Equity crowdfunding platforms serve to formalise the process, thereby ensuring that your rights as the investor are protected and you won’t be “swallowed up” by larger investors.
Usually, you will have to become a member of the platform in order to view all of the supporting documentation of the investment opportunity you are interested in, which should include a business plan, financial forecasts, and company details, amongst other things.
Signing up and becoming a member on the majority of platforms is free. Also, the sign up process will be slightly different, depending on the platform you choose. However, the common element ensures that you understand the potential risks and rewards of investing into unlisted (start up and early stage businesses).

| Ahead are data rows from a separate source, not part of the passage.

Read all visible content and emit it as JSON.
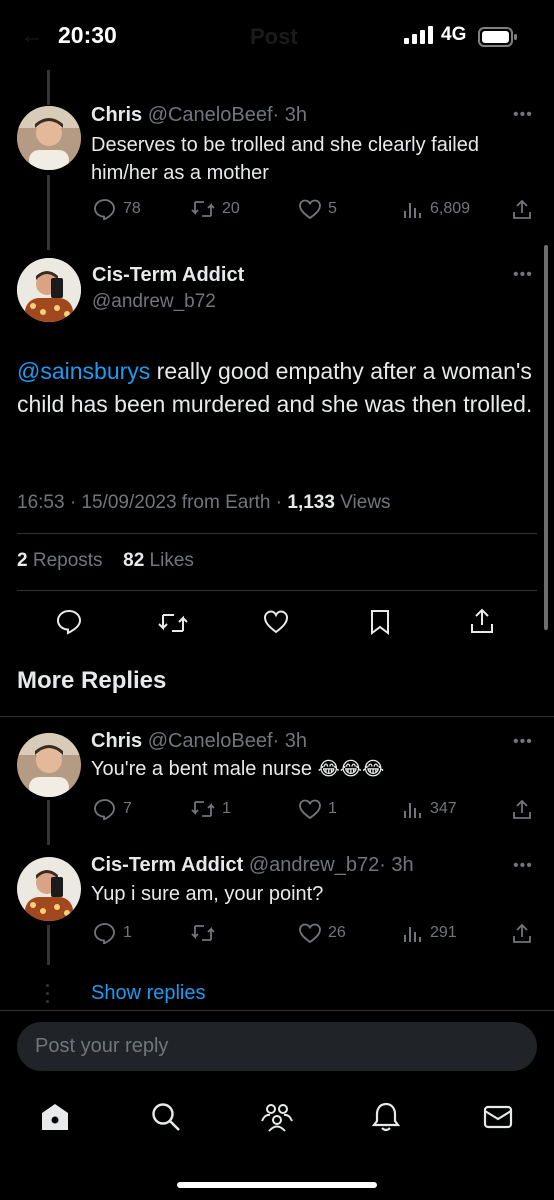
{
  "status_bar": {
    "time": "20:30",
    "network": "4G",
    "ghost_title": "Post"
  },
  "reply_top": {
    "name": "Chris",
    "handle": "@CaneloBeef",
    "time": "· 3h",
    "text": "Deserves to be trolled and she clearly failed him/her as a mother",
    "replies": "78",
    "reposts": "20",
    "likes": "5",
    "views": "6,809"
  },
  "main_post": {
    "name": "Cis-Term Addict",
    "handle": "@andrew_b72",
    "mention": "@sainsburys",
    "text": " really good empathy after a woman's child has been murdered and she was then trolled.",
    "meta_time": "16:53 · 15/09/2023 from Earth · ",
    "views_count": "1,133",
    "views_label": " Views",
    "reposts_count": "2",
    "reposts_label": " Reposts",
    "likes_count": "82",
    "likes_label": " Likes"
  },
  "more_replies": {
    "heading": "More Replies",
    "reply1": {
      "name": "Chris",
      "handle": "@CaneloBeef",
      "time": "· 3h",
      "text": "You're a bent male nurse ",
      "emoji": "😂😂😂",
      "replies": "7",
      "reposts": "1",
      "likes": "1",
      "views": "347"
    },
    "reply2": {
      "name": "Cis-Term Addict",
      "handle": "@andrew_b72",
      "time": "· 3h",
      "text": "Yup i sure am, your point?",
      "replies": "1",
      "reposts": "",
      "likes": "26",
      "views": "291"
    },
    "show_replies": "Show replies"
  },
  "composer": {
    "placeholder": "Post your reply"
  },
  "bottom_nav": {
    "icons": [
      "home-icon",
      "search-icon",
      "communities-icon",
      "notifications-icon",
      "messages-icon"
    ]
  },
  "colors": {
    "accent": "#1d9bf0",
    "muted": "#71767b",
    "background": "#000000"
  }
}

This is because equity crowdfunding is a regulated activity. The Financial Conduct Authority (FCA) is responsible for enforcing guidelines which ensure that platforms are transparent, trustworthy, and are operating within their permissions.
The early stage investment marketplace is one of the best performing asset classes, if you do it “properly”. Investing in start up businesses can be a risk, and you must be aware that you could lose the money you put in. However, there are ways in which you can mitigate your investments. For example, it is recommended that you:
- invest in start up businesses as part of a bigger diversified investment portfolio,
- take advantage of tax efficient investment opportunities. The UK government has introduced a number of tax breaks, including the Seed Enterprise Investment Scheme (SEIS) and the Enterprise Investment Scheme (EIS),
- carry out due diligence on the team behind the start up business. (NESTA, as mentioned below, recommends a minimum of 20 hours due diligence).
The above points were backed up in a report conducted by Robert E. Wiltbank, Ph.D. (Associate Professor of Strategy & Entrepreneurship at Willamette University, Oregon, USA) in conjunction with NESTA and the British Business Angel Association, entitled “Siding with the Angels”.
The report also highlights other ways in which to mitigate risk and get the best out of your investments, such as the finding that “those who invested in opportunities where they have specific industry expertise failed significantly less” than those who invested in sectors they had limited knowledge of. And finally, the findings suggest that the “holding period [for shares in a start up business] of just under four years, this is approximately a 22 percent gross Internal Rate of Return (IRR).”
Recently, NESTA published a new report in which findings from a survey they conducted in partnership with the University of Cambridge were analysed. This study looked at the Alternative Finance sector as a whole, which is growing at a fantastic rate as well as focussing more closely on the benefits of equity crowdfunding. Please click here to read our summary and download the report in full.
With technology opening up the opportunity to invest in businesses anywhere from pre-seed to start up and early stage to established, you could now possibly find yourself investing in the next Facebook or Google. Hold on to both your shares and your hat as the business goes on its growth journey.